LR: I didn’t actually have that much time on the set - it’s not a huge character.  But I still remember being very impressed by Chris because what’s great as an actor is when you work with a director who is very precise and clear about what they are doing.  And I was very aware of the fact that he was working on a huge scale with millions of dollars and big sets and effects, but when it came to your bit that’s all that mattered.  That little moment – and he was there for it.  When I actually did my dying, which was suppose to be to the young Bruce who was underage and had to go home, I was holding Chris’s hand.  (Laughs)  He was there for me and I have such respect for his work.  But that’s what I love about his process – he doesn’t inhibit you at all.  If I had the chance to work with him again I would do it in a heartbeat.

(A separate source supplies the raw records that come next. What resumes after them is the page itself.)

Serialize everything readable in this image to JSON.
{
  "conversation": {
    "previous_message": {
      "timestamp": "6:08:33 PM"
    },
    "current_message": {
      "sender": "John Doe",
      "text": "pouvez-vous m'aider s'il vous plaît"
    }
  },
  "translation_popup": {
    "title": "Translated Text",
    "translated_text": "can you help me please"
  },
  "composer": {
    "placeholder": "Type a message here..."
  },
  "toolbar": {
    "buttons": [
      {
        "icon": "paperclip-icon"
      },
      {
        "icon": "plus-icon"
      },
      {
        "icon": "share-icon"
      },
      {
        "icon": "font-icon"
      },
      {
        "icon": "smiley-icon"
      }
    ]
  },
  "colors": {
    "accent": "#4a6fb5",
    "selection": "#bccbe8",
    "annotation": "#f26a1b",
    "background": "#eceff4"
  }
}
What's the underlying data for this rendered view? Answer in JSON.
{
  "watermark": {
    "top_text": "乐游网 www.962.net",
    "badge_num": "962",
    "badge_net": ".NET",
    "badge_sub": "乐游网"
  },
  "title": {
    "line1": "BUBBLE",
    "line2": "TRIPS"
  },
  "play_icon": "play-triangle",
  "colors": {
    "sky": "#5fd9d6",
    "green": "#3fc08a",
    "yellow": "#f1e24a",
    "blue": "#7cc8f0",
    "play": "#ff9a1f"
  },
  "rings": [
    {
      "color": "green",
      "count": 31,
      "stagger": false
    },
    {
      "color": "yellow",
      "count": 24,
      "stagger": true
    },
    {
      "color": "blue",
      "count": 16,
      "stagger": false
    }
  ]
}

"Find Me Guilty" had you both working again with Vin Diesel and famed helmer Sidney Lumet – what was your experience doing that film?

LR: That was awesome.  I mean to work with Sidney, he’s a legend and his process is very different from someone like Chris Nolan.  He works it like a play, he rehearses it like a play and then when you get out there on the set and he’s like one take and your done – you move on.  You trust him.  He’s fast and a ball of energy.  It was nice time being with all these amazing actors in New York – being this Brit allowed into this world was incredible.  And it was very interesting for me to work with Vin on something so radically different from Chronicles of Riddick – he was wonderful in the role.  There we were on this huge set with money and the Hollywood thing and then we were down to hardly any money on this Sidney Lumet nitty-gritty movie where you’re in at seven in the morning and bang you’re done by five.  No messing around.

So what’s coming up for you next?

LR: I shot a pilot for ABC, which I’m a bit confused about what the actual title is – I heard it was called "Chosen."  It’s directed by Roland Emmerich - the master of disaster himself - and it’s his idea and concept for the show that’s a supernatural thriller about good and evil set in contemporary modern day New York.  I get to play a very ambitious Senator who’s got his eye on The White House.  I just shot it a few weeks ago and I loved working with Roland – I hope the show gets picked up.